App and web page records

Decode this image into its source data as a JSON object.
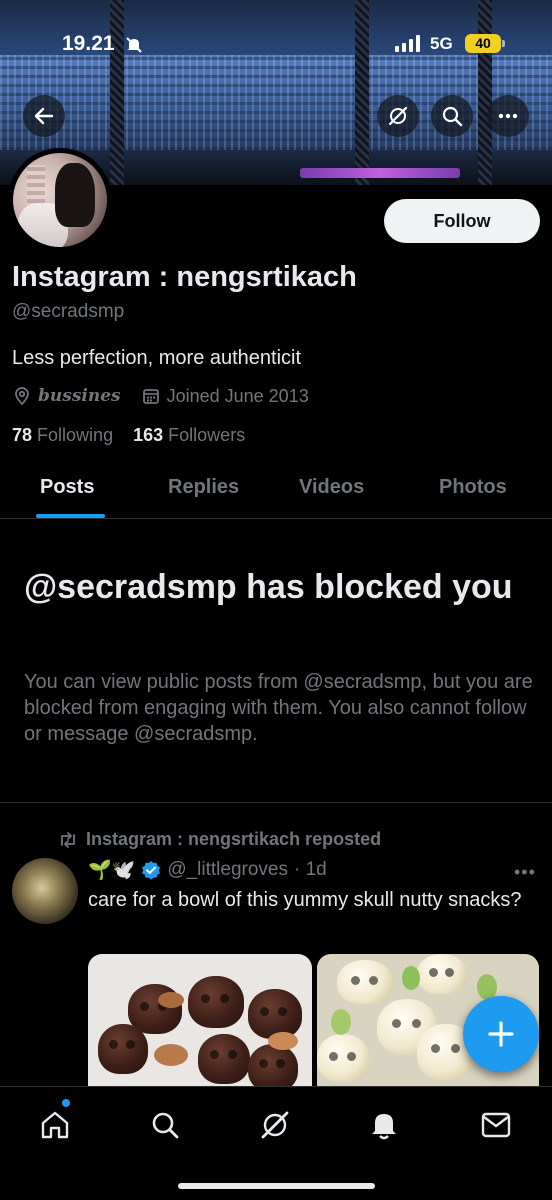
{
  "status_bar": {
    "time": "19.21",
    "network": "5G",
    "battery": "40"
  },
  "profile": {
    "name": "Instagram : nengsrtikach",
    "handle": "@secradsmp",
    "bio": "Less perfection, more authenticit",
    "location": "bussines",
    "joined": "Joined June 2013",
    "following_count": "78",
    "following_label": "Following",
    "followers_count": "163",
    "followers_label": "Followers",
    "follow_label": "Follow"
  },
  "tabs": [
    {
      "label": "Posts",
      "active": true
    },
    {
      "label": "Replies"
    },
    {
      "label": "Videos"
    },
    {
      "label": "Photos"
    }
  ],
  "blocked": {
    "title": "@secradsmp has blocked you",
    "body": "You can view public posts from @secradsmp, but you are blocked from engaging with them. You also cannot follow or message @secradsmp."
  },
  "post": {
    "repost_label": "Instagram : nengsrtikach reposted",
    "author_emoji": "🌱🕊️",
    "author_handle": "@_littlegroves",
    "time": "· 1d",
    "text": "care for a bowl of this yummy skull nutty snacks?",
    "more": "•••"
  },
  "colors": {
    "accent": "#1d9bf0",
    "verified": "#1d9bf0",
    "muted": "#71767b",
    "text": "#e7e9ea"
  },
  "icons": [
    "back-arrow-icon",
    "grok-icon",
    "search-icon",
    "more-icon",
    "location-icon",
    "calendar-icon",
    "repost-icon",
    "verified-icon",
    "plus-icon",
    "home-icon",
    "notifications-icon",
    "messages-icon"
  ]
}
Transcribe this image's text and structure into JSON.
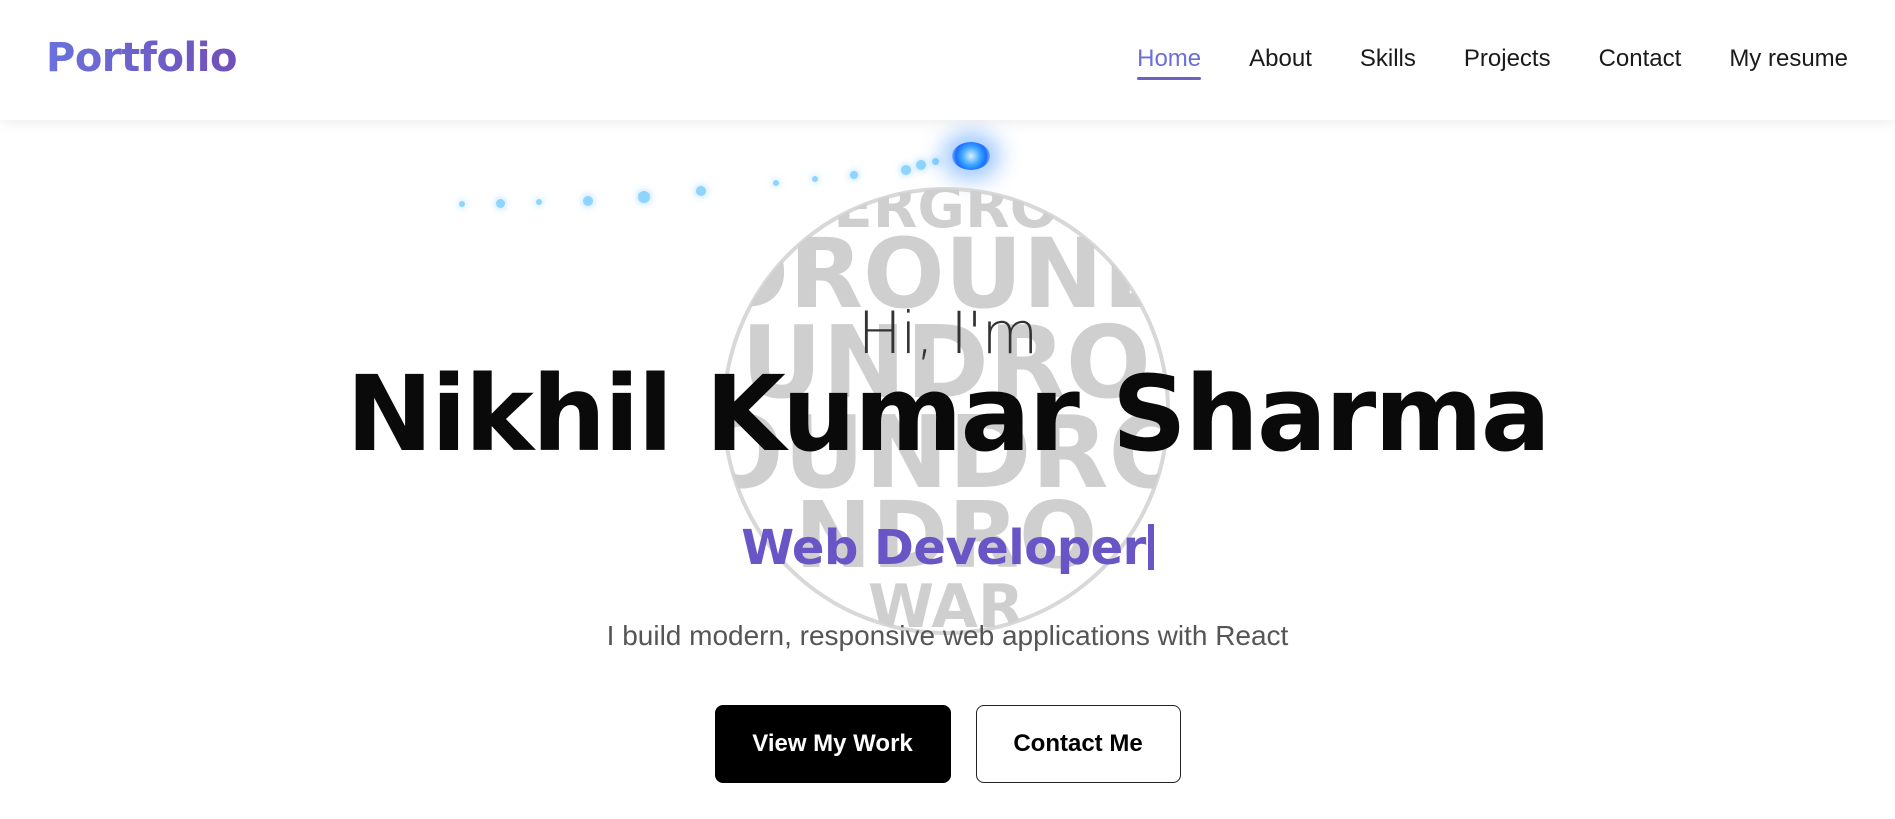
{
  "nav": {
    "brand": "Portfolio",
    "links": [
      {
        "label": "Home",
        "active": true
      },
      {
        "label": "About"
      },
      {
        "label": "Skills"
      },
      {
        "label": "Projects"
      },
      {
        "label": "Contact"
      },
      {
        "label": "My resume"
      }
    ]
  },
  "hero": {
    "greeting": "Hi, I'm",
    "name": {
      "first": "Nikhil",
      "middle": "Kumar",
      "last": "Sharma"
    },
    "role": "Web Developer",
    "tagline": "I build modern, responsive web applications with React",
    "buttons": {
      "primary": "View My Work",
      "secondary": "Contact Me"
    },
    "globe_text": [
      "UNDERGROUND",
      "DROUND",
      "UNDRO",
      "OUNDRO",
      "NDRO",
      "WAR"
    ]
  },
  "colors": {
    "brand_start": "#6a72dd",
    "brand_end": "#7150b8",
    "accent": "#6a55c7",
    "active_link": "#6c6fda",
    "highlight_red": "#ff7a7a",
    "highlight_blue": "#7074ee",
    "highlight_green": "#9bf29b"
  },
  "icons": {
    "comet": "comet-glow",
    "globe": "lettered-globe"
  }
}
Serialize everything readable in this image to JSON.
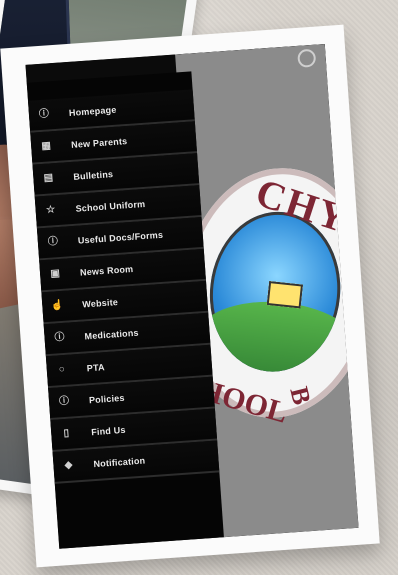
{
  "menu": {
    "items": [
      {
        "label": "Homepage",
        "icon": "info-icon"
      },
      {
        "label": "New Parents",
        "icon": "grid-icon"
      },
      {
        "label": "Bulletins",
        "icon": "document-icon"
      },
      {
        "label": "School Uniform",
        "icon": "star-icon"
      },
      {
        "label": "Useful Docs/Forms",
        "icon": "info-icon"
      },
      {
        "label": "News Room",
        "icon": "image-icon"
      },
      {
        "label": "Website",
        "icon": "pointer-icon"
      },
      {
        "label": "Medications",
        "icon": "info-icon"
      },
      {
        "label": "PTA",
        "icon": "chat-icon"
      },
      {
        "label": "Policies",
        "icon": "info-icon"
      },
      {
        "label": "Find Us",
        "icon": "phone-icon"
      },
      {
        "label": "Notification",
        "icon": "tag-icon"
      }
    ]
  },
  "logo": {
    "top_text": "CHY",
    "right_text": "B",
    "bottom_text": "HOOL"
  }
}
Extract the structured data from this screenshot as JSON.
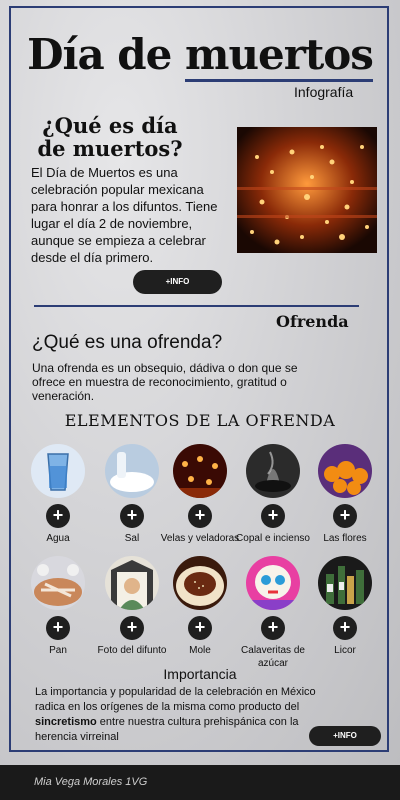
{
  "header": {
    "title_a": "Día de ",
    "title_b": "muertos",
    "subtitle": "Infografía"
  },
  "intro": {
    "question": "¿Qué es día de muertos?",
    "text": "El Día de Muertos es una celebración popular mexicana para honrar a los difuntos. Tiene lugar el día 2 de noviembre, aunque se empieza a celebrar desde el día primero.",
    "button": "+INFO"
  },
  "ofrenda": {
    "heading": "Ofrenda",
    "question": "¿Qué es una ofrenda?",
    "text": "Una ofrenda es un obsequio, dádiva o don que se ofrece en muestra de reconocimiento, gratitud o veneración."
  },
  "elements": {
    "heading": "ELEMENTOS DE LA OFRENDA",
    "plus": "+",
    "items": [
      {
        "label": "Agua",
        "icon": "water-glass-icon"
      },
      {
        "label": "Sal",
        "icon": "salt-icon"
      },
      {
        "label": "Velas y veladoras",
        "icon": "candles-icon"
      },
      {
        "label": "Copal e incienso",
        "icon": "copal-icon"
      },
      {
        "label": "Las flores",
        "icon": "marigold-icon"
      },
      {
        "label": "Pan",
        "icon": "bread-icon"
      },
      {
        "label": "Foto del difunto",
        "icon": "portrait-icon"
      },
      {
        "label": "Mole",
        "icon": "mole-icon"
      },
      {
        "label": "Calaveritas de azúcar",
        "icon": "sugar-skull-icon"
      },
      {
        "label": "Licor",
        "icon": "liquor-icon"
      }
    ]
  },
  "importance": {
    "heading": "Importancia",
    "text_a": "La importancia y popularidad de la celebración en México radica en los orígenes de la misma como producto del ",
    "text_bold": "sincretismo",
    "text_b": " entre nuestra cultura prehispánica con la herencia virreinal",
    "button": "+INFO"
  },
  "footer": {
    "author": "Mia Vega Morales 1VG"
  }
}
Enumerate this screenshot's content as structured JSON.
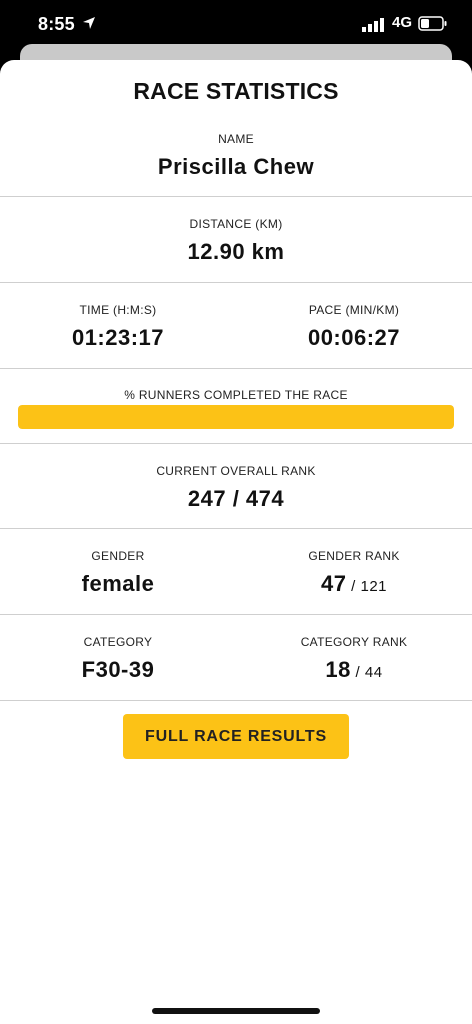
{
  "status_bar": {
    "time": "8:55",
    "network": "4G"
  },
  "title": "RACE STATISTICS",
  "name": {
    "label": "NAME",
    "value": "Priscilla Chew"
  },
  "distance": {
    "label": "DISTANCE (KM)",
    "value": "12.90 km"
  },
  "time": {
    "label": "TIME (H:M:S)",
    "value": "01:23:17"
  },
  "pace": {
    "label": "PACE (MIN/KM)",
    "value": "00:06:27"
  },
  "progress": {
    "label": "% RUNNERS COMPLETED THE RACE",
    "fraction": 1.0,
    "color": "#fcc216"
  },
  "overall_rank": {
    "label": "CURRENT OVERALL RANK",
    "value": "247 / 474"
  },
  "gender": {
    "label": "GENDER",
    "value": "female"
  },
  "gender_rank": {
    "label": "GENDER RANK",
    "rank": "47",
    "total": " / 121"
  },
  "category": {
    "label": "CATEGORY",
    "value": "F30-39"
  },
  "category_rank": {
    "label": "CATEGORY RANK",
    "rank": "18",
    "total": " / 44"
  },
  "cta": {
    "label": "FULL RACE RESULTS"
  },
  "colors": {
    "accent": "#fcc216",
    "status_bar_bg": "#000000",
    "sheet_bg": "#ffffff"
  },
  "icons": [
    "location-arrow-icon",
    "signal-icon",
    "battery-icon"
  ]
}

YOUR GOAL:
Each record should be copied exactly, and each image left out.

ANSWER:
Decode this image into its source data as a JSON object.
{
  "status_bar": {
    "time": "19.21",
    "network": "5G",
    "battery": "40"
  },
  "profile": {
    "name": "Instagram : nengsrtikach",
    "handle": "@secradsmp",
    "bio": "Less perfection, more authenticit",
    "location": "bussines",
    "joined": "Joined June 2013",
    "following_count": "78",
    "following_label": "Following",
    "followers_count": "163",
    "followers_label": "Followers",
    "follow_label": "Follow"
  },
  "tabs": [
    {
      "label": "Posts",
      "active": true
    },
    {
      "label": "Replies"
    },
    {
      "label": "Videos"
    },
    {
      "label": "Photos"
    }
  ],
  "blocked": {
    "title": "@secradsmp has blocked you",
    "body": "You can view public posts from @secradsmp, but you are blocked from engaging with them. You also cannot follow or message @secradsmp."
  },
  "post": {
    "repost_label": "Instagram : nengsrtikach reposted",
    "author_emoji": "🌱🕊️",
    "author_handle": "@_littlegroves",
    "time": "· 1d",
    "text": "care for a bowl of this yummy skull nutty snacks?",
    "more": "•••"
  },
  "colors": {
    "accent": "#1d9bf0",
    "verified": "#1d9bf0",
    "muted": "#71767b",
    "text": "#e7e9ea"
  },
  "icons": [
    "back-arrow-icon",
    "grok-icon",
    "search-icon",
    "more-icon",
    "location-icon",
    "calendar-icon",
    "repost-icon",
    "verified-icon",
    "plus-icon",
    "home-icon",
    "notifications-icon",
    "messages-icon"
  ]
}
Transcribe this image's text and structure into JSON.
{
  "nav": {
    "brand": "Portfolio",
    "links": [
      {
        "label": "Home",
        "active": true
      },
      {
        "label": "About"
      },
      {
        "label": "Skills"
      },
      {
        "label": "Projects"
      },
      {
        "label": "Contact"
      },
      {
        "label": "My resume"
      }
    ]
  },
  "hero": {
    "greeting": "Hi, I'm",
    "name": {
      "first": "Nikhil",
      "middle": "Kumar",
      "last": "Sharma"
    },
    "role": "Web Developer",
    "tagline": "I build modern, responsive web applications with React",
    "buttons": {
      "primary": "View My Work",
      "secondary": "Contact Me"
    },
    "globe_text": [
      "UNDERGROUND",
      "DROUND",
      "UNDRO",
      "OUNDRO",
      "NDRO",
      "WAR"
    ]
  },
  "colors": {
    "brand_start": "#6a72dd",
    "brand_end": "#7150b8",
    "accent": "#6a55c7",
    "active_link": "#6c6fda",
    "highlight_red": "#ff7a7a",
    "highlight_blue": "#7074ee",
    "highlight_green": "#9bf29b"
  },
  "icons": {
    "comet": "comet-glow",
    "globe": "lettered-globe"
  }
}
Serialize everything readable in this image to JSON.
{
  "menu": {
    "items": [
      {
        "label": "Homepage",
        "icon": "info-icon"
      },
      {
        "label": "New Parents",
        "icon": "grid-icon"
      },
      {
        "label": "Bulletins",
        "icon": "document-icon"
      },
      {
        "label": "School Uniform",
        "icon": "star-icon"
      },
      {
        "label": "Useful Docs/Forms",
        "icon": "info-icon"
      },
      {
        "label": "News Room",
        "icon": "image-icon"
      },
      {
        "label": "Website",
        "icon": "pointer-icon"
      },
      {
        "label": "Medications",
        "icon": "info-icon"
      },
      {
        "label": "PTA",
        "icon": "chat-icon"
      },
      {
        "label": "Policies",
        "icon": "info-icon"
      },
      {
        "label": "Find Us",
        "icon": "phone-icon"
      },
      {
        "label": "Notification",
        "icon": "tag-icon"
      }
    ]
  },
  "logo": {
    "top_text": "CHY",
    "right_text": "B",
    "bottom_text": "HOOL"
  }
}
Extract the structured data from this screenshot as JSON.
{
  "header": {
    "title_a": "Día de ",
    "title_b": "muertos",
    "subtitle": "Infografía"
  },
  "intro": {
    "question": "¿Qué es día de muertos?",
    "text": "El Día de Muertos es una celebración popular mexicana para honrar a los difuntos. Tiene lugar el día 2 de noviembre, aunque se empieza a celebrar desde el día primero.",
    "button": "+INFO"
  },
  "ofrenda": {
    "heading": "Ofrenda",
    "question": "¿Qué es una ofrenda?",
    "text": "Una ofrenda es un obsequio, dádiva o don que se ofrece en muestra de reconocimiento, gratitud o veneración."
  },
  "elements": {
    "heading": "ELEMENTOS DE LA OFRENDA",
    "plus": "+",
    "items": [
      {
        "label": "Agua",
        "icon": "water-glass-icon"
      },
      {
        "label": "Sal",
        "icon": "salt-icon"
      },
      {
        "label": "Velas y veladoras",
        "icon": "candles-icon"
      },
      {
        "label": "Copal e incienso",
        "icon": "copal-icon"
      },
      {
        "label": "Las flores",
        "icon": "marigold-icon"
      },
      {
        "label": "Pan",
        "icon": "bread-icon"
      },
      {
        "label": "Foto del difunto",
        "icon": "portrait-icon"
      },
      {
        "label": "Mole",
        "icon": "mole-icon"
      },
      {
        "label": "Calaveritas de azúcar",
        "icon": "sugar-skull-icon"
      },
      {
        "label": "Licor",
        "icon": "liquor-icon"
      }
    ]
  },
  "importance": {
    "heading": "Importancia",
    "text_a": "La importancia y popularidad de la celebración en México radica en los orígenes de la misma como producto del ",
    "text_bold": "sincretismo",
    "text_b": " entre nuestra cultura prehispánica con la herencia virreinal",
    "button": "+INFO"
  },
  "footer": {
    "author": "Mia Vega Morales 1VG"
  }
}
Enumerate this screenshot's content as structured JSON.
{
  "status_bar": {
    "time": "8:55",
    "network": "4G"
  },
  "title": "RACE STATISTICS",
  "name": {
    "label": "NAME",
    "value": "Priscilla Chew"
  },
  "distance": {
    "label": "DISTANCE (KM)",
    "value": "12.90 km"
  },
  "time": {
    "label": "TIME (H:M:S)",
    "value": "01:23:17"
  },
  "pace": {
    "label": "PACE (MIN/KM)",
    "value": "00:06:27"
  },
  "progress": {
    "label": "% RUNNERS COMPLETED THE RACE",
    "fraction": 1.0,
    "color": "#fcc216"
  },
  "overall_rank": {
    "label": "CURRENT OVERALL RANK",
    "value": "247 / 474"
  },
  "gender": {
    "label": "GENDER",
    "value": "female"
  },
  "gender_rank": {
    "label": "GENDER RANK",
    "rank": "47",
    "total": " / 121"
  },
  "category": {
    "label": "CATEGORY",
    "value": "F30-39"
  },
  "category_rank": {
    "label": "CATEGORY RANK",
    "rank": "18",
    "total": " / 44"
  },
  "cta": {
    "label": "FULL RACE RESULTS"
  },
  "colors": {
    "accent": "#fcc216",
    "status_bar_bg": "#000000",
    "sheet_bg": "#ffffff"
  },
  "icons": [
    "location-arrow-icon",
    "signal-icon",
    "battery-icon"
  ]
}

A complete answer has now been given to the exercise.